The answer must match the material word for word, with every line included.

Content starts

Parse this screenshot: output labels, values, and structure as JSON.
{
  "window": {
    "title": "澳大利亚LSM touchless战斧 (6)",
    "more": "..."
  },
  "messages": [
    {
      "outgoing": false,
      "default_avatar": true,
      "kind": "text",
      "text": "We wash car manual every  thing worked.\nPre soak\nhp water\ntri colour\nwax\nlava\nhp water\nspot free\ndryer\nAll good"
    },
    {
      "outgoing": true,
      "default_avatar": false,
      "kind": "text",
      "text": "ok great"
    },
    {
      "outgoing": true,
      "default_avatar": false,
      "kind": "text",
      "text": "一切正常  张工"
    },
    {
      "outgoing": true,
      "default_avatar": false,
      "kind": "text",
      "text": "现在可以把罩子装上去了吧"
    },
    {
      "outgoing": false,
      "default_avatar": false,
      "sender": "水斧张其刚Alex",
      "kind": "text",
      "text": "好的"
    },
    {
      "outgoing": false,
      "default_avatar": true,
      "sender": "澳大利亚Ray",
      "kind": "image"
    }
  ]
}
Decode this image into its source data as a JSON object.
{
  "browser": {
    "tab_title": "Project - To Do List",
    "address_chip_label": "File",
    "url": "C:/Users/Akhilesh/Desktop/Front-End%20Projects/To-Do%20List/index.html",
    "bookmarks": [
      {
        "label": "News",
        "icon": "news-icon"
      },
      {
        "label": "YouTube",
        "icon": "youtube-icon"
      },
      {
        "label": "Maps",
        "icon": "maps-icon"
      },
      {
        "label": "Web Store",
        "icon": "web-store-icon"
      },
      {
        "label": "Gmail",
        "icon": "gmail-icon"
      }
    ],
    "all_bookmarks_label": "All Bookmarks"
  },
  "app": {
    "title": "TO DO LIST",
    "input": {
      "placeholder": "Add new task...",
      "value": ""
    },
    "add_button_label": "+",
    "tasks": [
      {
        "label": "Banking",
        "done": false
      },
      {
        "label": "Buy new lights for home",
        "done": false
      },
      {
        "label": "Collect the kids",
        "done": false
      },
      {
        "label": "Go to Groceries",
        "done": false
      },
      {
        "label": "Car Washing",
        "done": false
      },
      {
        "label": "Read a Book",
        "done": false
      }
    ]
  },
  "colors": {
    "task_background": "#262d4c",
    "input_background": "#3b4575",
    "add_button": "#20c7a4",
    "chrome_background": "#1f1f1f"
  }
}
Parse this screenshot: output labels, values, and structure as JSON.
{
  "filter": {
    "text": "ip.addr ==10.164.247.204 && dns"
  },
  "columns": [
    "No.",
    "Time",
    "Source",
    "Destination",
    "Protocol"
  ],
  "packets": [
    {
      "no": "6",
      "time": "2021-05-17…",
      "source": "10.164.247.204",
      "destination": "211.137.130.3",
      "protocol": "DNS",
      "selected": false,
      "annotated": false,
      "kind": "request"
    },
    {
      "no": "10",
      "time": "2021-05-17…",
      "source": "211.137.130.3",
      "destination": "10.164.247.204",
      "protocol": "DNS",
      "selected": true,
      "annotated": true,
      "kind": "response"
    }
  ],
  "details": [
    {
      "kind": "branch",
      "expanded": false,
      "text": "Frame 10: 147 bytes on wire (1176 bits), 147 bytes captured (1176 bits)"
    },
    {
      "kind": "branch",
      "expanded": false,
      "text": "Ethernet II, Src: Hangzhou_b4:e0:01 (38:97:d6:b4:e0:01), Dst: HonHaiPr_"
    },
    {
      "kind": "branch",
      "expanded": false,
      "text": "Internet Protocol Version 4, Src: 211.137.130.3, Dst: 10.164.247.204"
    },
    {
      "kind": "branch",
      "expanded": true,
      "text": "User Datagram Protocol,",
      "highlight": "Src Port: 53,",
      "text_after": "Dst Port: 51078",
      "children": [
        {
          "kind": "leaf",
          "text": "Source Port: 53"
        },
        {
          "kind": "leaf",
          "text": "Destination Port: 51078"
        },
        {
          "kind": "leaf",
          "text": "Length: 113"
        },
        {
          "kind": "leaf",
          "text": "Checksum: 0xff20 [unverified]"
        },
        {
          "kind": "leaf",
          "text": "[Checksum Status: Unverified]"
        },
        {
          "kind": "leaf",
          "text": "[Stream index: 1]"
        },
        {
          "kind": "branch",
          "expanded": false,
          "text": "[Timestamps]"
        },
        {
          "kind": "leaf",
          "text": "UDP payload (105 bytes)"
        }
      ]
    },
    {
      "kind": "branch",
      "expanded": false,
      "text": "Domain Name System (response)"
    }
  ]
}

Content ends

* _Completed task_:
Parse this screenshot: output labels, values, and structure as JSON.
{
  "window": {
    "title": "澳大利亚LSM touchless战斧 (6)",
    "more": "..."
  },
  "messages": [
    {
      "outgoing": false,
      "default_avatar": true,
      "kind": "text",
      "text": "We wash car manual every  thing worked.\nPre soak\nhp water\ntri colour\nwax\nlava\nhp water\nspot free\ndryer\nAll good"
    },
    {
      "outgoing": true,
      "default_avatar": false,
      "kind": "text",
      "text": "ok great"
    },
    {
      "outgoing": true,
      "default_avatar": false,
      "kind": "text",
      "text": "一切正常  张工"
    },
    {
      "outgoing": true,
      "default_avatar": false,
      "kind": "text",
      "text": "现在可以把罩子装上去了吧"
    },
    {
      "outgoing": false,
      "default_avatar": false,
      "sender": "水斧张其刚Alex",
      "kind": "text",
      "text": "好的"
    },
    {
      "outgoing": false,
      "default_avatar": true,
      "sender": "澳大利亚Ray",
      "kind": "image"
    }
  ]
}
Decode this image into its source data as a JSON object.
{
  "browser": {
    "tab_title": "Project - To Do List",
    "address_chip_label": "File",
    "url": "C:/Users/Akhilesh/Desktop/Front-End%20Projects/To-Do%20List/index.html",
    "bookmarks": [
      {
        "label": "News",
        "icon": "news-icon"
      },
      {
        "label": "YouTube",
        "icon": "youtube-icon"
      },
      {
        "label": "Maps",
        "icon": "maps-icon"
      },
      {
        "label": "Web Store",
        "icon": "web-store-icon"
      },
      {
        "label": "Gmail",
        "icon": "gmail-icon"
      }
    ],
    "all_bookmarks_label": "All Bookmarks"
  },
  "app": {
    "title": "TO DO LIST",
    "input": {
      "placeholder": "Add new task...",
      "value": ""
    },
    "add_button_label": "+",
    "tasks": [
      {
        "label": "Banking",
        "done": false
      },
      {
        "label": "Buy new lights for home",
        "done": false
      },
      {
        "label": "Collect the kids",
        "done": false
      },
      {
        "label": "Go to Groceries",
        "done": false
      },
      {
        "label": "Car Washing",
        "done": false
      },
      {
        "label": "Read a Book",
        "done": false
      }
    ]
  },
  "colors": {
    "task_background": "#262d4c",
    "input_background": "#3b4575",
    "add_button": "#20c7a4",
    "chrome_background": "#1f1f1f"
  }
}
Parse this screenshot: output labels, values, and structure as JSON.
{
  "filter": {
    "text": "ip.addr ==10.164.247.204 && dns"
  },
  "columns": [
    "No.",
    "Time",
    "Source",
    "Destination",
    "Protocol"
  ],
  "packets": [
    {
      "no": "6",
      "time": "2021-05-17…",
      "source": "10.164.247.204",
      "destination": "211.137.130.3",
      "protocol": "DNS",
      "selected": false,
      "annotated": false,
      "kind": "request"
    },
    {
      "no": "10",
      "time": "2021-05-17…",
      "source": "211.137.130.3",
      "destination": "10.164.247.204",
      "protocol": "DNS",
      "selected": true,
      "annotated": true,
      "kind": "response"
    }
  ],
  "details": [
    {
      "kind": "branch",
      "expanded": false,
      "text": "Frame 10: 147 bytes on wire (1176 bits), 147 bytes captured (1176 bits)"
    },
    {
      "kind": "branch",
      "expanded": false,
      "text": "Ethernet II, Src: Hangzhou_b4:e0:01 (38:97:d6:b4:e0:01), Dst: HonHaiPr_"
    },
    {
      "kind": "branch",
      "expanded": false,
      "text": "Internet Protocol Version 4, Src: 211.137.130.3, Dst: 10.164.247.204"
    },
    {
      "kind": "branch",
      "expanded": true,
      "text": "User Datagram Protocol,",
      "highlight": "Src Port: 53,",
      "text_after": "Dst Port: 51078",
      "children": [
        {
          "kind": "leaf",
          "text": "Source Port: 53"
        },
        {
          "kind": "leaf",
          "text": "Destination Port: 51078"
        },
        {
          "kind": "leaf",
          "text": "Length: 113"
        },
        {
          "kind": "leaf",
          "text": "Checksum: 0xff20 [unverified]"
        },
        {
          "kind": "leaf",
          "text": "[Checksum Status: Unverified]"
        },
        {
          "kind": "leaf",
          "text": "[Stream index: 1]"
        },
        {
          "kind": "branch",
          "expanded": false,
          "text": "[Timestamps]"
        },
        {
          "kind": "leaf",
          "text": "UDP payload (105 bytes)"
        }
      ]
    },
    {
      "kind": "branch",
      "expanded": false,
      "text": "Domain Name System (response)"
    }
  ]
}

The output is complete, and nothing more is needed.